Kelvin Gastelum's days of being a "long shot" are over.
Granted, there was a time before The Ultimate Fighter and before he shocked the world by upsetting heavy favorite Uriah Hall in the finals of that tournament, where fight fans and critics could look at the young Arizona native and marvel at accomplishments that appeared to be above his talent level.
The same could even be said for his next two victories inside the Octagon, as he made quick work out of Brian Melancon then struggled but ultimately defeated welterweight staple Rick Story via split decision at UFC 171.
There was a time for that talk, and Gastelum is determined to show that time has passed on Saturday night at UFC 180.
Throughout his four official showings under the UFC banner, the highly touted prospect has shown a continued progression in his skill set and the ability to overcome adversity inside the Octagon. The 23-year-old upstart will put his talent to the test against proven veteran Jake Ellenberger in Mexico City, in a fight that has the potential to elevate him into the next tier in the 170-pound fold.
The Juggernaut presents the precise caliber of challenge Gastelum is eager to face, and he's confident he will once again rise to the occasion on fight night.
"[Ellenberger] has been at the top of the division for a very long time," Gastelum told Bleacher Report. "He's come so close to being the No. 1 guy but has fallen just a little bit short. He has so much experience from being in big fights against big names, and he's dangerous in every aspect of the game. I'm prepared for it, and I feel I can beat him and get my hand raised.
"In my mind I need a bigger fight every time out because it motivates me more and makes me want to work even harder. It pushes me to step up to the plate. If I went into a fight that I knew I could win easily, there's a good chance it wouldn't motivate me as much. I feel I need these type of fights to be able to elevate my skills as a fighter.
"Every time I enter the cage I feel like I'm a different fighter," he added. "I've been able to change my game every time out. I get more and more comfortable, and I'm able to showcase more of my skills. I'm ready for whatever comes. I'm prepared mentally for any challenge that comes my way."
While his bout at UFC 180 will be Gastelum's first venture into the dangerous waters of the top 10, his opponent has been battling within those ranks for years. Ellenberger has traded leather with the best fighters the welterweight division has to offer, and his power-based skill set has allowed him to hold his status in the increasingly competitive divisional hierarchy. The Omaha native possesses a dangerous and versatile skill set, but Gastelum believes he'll have the advantage when the cage door closes.
In his mind, the factor that will tip the balance is the TUF alum's ability to press the action. Gastelum has a hard-charging style that allows him to remain in his opponent's face from start to finish. He believes this weapon will give Ellenberger problems once the fight gets under way and will help claim victory in the biggest fight of his young career.

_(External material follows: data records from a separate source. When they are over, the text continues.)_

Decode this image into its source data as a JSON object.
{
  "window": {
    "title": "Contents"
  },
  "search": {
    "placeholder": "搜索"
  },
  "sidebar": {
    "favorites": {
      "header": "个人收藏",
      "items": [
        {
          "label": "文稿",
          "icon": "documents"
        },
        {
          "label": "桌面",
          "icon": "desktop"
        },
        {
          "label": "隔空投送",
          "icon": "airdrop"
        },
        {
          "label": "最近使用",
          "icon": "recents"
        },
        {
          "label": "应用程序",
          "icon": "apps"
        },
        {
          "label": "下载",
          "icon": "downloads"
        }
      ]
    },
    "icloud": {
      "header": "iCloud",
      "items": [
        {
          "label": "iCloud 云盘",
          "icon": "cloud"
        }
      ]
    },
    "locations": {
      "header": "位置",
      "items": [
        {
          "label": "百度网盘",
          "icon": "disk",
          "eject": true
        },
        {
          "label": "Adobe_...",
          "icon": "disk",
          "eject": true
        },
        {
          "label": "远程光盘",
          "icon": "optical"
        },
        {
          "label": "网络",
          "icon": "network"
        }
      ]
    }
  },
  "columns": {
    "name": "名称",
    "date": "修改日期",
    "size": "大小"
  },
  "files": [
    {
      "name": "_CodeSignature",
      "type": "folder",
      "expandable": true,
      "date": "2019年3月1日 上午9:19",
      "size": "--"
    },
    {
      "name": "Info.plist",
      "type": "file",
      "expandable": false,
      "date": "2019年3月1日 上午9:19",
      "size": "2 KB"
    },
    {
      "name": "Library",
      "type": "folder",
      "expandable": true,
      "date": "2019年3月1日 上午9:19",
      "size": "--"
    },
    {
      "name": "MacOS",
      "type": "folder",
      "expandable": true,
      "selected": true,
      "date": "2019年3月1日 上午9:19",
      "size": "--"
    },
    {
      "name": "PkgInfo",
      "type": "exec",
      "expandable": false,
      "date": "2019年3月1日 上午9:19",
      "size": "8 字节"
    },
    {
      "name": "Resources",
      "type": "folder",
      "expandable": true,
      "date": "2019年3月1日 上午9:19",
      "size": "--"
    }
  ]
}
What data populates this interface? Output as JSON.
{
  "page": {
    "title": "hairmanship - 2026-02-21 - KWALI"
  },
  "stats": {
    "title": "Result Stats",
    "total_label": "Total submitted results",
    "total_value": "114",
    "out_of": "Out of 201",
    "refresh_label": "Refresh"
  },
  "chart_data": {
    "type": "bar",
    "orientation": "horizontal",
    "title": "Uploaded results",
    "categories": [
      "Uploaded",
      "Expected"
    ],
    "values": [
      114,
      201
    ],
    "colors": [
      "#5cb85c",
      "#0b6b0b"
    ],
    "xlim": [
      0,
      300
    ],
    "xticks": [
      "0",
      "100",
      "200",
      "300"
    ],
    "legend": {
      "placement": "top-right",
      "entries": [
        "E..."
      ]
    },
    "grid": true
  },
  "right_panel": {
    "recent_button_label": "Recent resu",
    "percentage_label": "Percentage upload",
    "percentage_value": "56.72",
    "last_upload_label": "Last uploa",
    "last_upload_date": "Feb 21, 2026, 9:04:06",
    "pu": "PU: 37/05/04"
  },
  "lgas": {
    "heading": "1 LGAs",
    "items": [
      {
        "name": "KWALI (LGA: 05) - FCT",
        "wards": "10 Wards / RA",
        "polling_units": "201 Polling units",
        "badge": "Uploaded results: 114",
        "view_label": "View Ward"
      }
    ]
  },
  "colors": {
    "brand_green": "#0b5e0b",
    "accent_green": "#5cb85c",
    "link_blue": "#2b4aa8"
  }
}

"I think the pace I set will give anyone trouble," Gastelum said. "I believe a lot of people aren't ready for the type of pressure I bring. I come forward, and once I get my hands on them it's a different type of pressure than they are used to. It's bad news.
"We'll see how things go on fight night. Jake does very well fighting from inside, and once I put the pressure on him he's going to have to work from there. That said, I think once I put the pressure on him he's going to be backing up and won't be able to throw his punches. He's not going to be able to throw his kicks. He's not going to be able to take me down.
"After I win it will put me in a good spot to ask for an even bigger fight," he added. "It will allow me to ask for an opponent from the top five in the division. And it will be a huge confidence booster. I know I can compete with the best guys in the world, and this win will just solidify that I can."
Duane Finley is a featured columnist for Bleacher Report. All quotes are obtained firsthand unless noted otherwise.